It is time to proceed swiftly and carefully to get the deal done. If the City does not meet its 2011 target, its pension plans will be placed under state control with onerous payment provisions, the very thing the City fought to avoid. Is the plan to scuttle any parking lease and then go back to the legislature and ask for more time or perhaps even direct financial aid to cover pension shortfalls? Is this yet another cynical effort to ensure major privatization never comes to Pittsburgh?

One would think that a mayoral veto is inevitable if the Dowd bill is passed by Council.

Garage Privatization Plans: Stuck in Neutral?

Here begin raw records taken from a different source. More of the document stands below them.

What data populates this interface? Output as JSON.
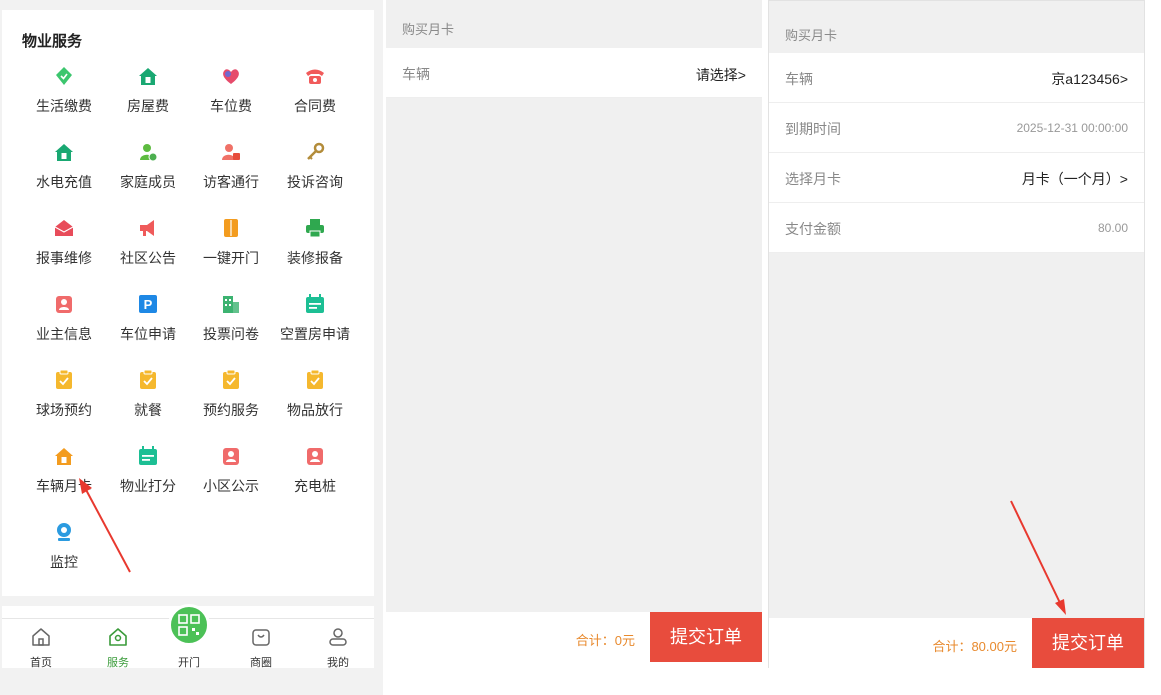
{
  "services": {
    "title": "物业服务",
    "items": [
      {
        "label": "生活缴费",
        "icon": "leaf-icon",
        "color": "#3cc66e"
      },
      {
        "label": "房屋费",
        "icon": "house-icon",
        "color": "#19a872"
      },
      {
        "label": "车位费",
        "icon": "heart-icon",
        "color": "#e64b6b"
      },
      {
        "label": "合同费",
        "icon": "telephone-icon",
        "color": "#f15b5b"
      },
      {
        "label": "水电充值",
        "icon": "house-icon",
        "color": "#19a872"
      },
      {
        "label": "家庭成员",
        "icon": "user-add-icon",
        "color": "#5dbb3f"
      },
      {
        "label": "访客通行",
        "icon": "user-lock-icon",
        "color": "#f07167"
      },
      {
        "label": "投诉咨询",
        "icon": "key-icon",
        "color": "#b38c3a"
      },
      {
        "label": "报事维修",
        "icon": "mail-house-icon",
        "color": "#e84c5a"
      },
      {
        "label": "社区公告",
        "icon": "megaphone-icon",
        "color": "#ef5a5a"
      },
      {
        "label": "一键开门",
        "icon": "door-icon",
        "color": "#f39c1f"
      },
      {
        "label": "装修报备",
        "icon": "printer-icon",
        "color": "#2fa84f"
      },
      {
        "label": "业主信息",
        "icon": "id-badge-icon",
        "color": "#f06b6b"
      },
      {
        "label": "车位申请",
        "icon": "parking-icon",
        "color": "#1e88e5"
      },
      {
        "label": "投票问卷",
        "icon": "building-icon",
        "color": "#3cb371"
      },
      {
        "label": "空置房申请",
        "icon": "calendar-icon",
        "color": "#1cbf94"
      },
      {
        "label": "球场预约",
        "icon": "clipboard-check-icon",
        "color": "#f5b82e"
      },
      {
        "label": "就餐",
        "icon": "clipboard-check-icon",
        "color": "#f5b82e"
      },
      {
        "label": "预约服务",
        "icon": "clipboard-check-icon",
        "color": "#f5b82e"
      },
      {
        "label": "物品放行",
        "icon": "clipboard-check-icon",
        "color": "#f5b82e"
      },
      {
        "label": "车辆月卡",
        "icon": "house-icon",
        "color": "#f39c1f"
      },
      {
        "label": "物业打分",
        "icon": "calendar-icon",
        "color": "#1cbf94"
      },
      {
        "label": "小区公示",
        "icon": "id-badge-icon",
        "color": "#f06b6b"
      },
      {
        "label": "充电桩",
        "icon": "id-badge-icon",
        "color": "#f06b6b"
      },
      {
        "label": "监控",
        "icon": "camera-icon",
        "color": "#2b9be0"
      }
    ]
  },
  "tabbar": {
    "items": [
      {
        "label": "首页",
        "icon": "home-icon"
      },
      {
        "label": "服务",
        "icon": "service-home-icon",
        "active": true
      },
      {
        "label": "开门",
        "icon": "qrcode-icon"
      },
      {
        "label": "商圈",
        "icon": "bag-icon"
      },
      {
        "label": "我的",
        "icon": "user-icon"
      }
    ],
    "active_color": "#3a9b3a",
    "open_button_color": "#4cc157"
  },
  "purchase_empty": {
    "title": "购买月卡",
    "vehicle_label": "车辆",
    "vehicle_value": "请选择>",
    "total": "合计：0元",
    "submit": "提交订单"
  },
  "purchase_filled": {
    "title": "购买月卡",
    "rows": [
      {
        "label": "车辆",
        "value": "京a123456>"
      },
      {
        "label": "到期时间",
        "value": "2025-12-31 00:00:00"
      },
      {
        "label": "选择月卡",
        "value": "月卡（一个月）>"
      },
      {
        "label": "支付金额",
        "value": "80.00"
      }
    ],
    "total": "合计：80.00元",
    "submit": "提交订单"
  },
  "colors": {
    "submit": "#e84c3d",
    "total": "#e88a2e",
    "annotation_arrow": "#e8392f"
  }
}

Earlier this year the Mayor of Pittsburgh announced his plan to sell or lease garages and lots, possibly meters as well, in order to get an up front lump sum amount that could both retire the Parking Authority’s debt and make a healthy down payment towards the City’s unfunded pension liability. Soon after, the County Executive likewise floated the possibility of leasing or selling the parking garage at Pittsburgh International Airport as a method to bring down airport debt.

What has happened since then? It is almost November and the gears are grinding slowly. The City’s Parking Authority has heard from a consultant that told them, yes, there would be a lot of interest in a lease or sale of the assets. But there are additional steps to be carried out: an even if an interest is expressed, there is a lot of negotiation to follow. Keep in mind that the City has until 2011 to show a 50% minimum funding ratio for its pensions to avoid a state takeover. One would think there would be more urgency.

The County’s Airport Authority-the entity that would have to sign off on a deal for the County-has yet to publicly discuss the issue at any of its board meetings, according to the Authority’s public records officer. There is no timeline other than a self-imposed one by the County Executive (a May newspaper article said the Executive "…will ask the county airport authority to put Pittsburgh International’s parking garage and surface lots, about 13,200 spaces in all, up for sale this year"); by that measure there is no way a deal gets done this year.

County Catches Parking Privatization Bug

The County Chief Executive wants to explore the possibility of turning some 13k parking spaces at Pittsburgh International Airport over to the private sector. The hope is that a private interest would be attracted to the possibility of managing and profiting from airport parking and would give the County a massive up-front payment, something to the tune of $500 million or so. That money could then be used to retire a big chunk of debt related to the airport and hopefully lower the fees the airlines operating at the facility are now paying to help retire the debt. Those fees are very uncompetitive in comparison with other airports.

It is a good idea that should be explored. Much like the Pittsburgh proposal to turn over parking garages and lots to a private operator in order to get money to retire debt and shore up pensions, the County would have to work through a separate entity to get the deal done. In the case of the County it is the Airport Authority. The Authority would likely have to complete a valuation of the assets and determine bidding procedures, etc. Though some have been optimistic that the parking could fetch $500 million, considerations like staffing, maintenance, ability to increase rates, applicable FAA regulations, and private ownership (which would entail having to pay property taxes) might lower the number.

Another thing to keep in mind is the $110 million left from the gaming disbursement for retiring debt at the Airport. If a bid is pursued, is successful, but brings in less than the $500m, that money could be used to close the gap. If the bid brings in at least $500m (or more), there will be a strong temptation to use that money for other purposes (the County intercepts all of the money according to state law) that don’t involve paying off airport debt.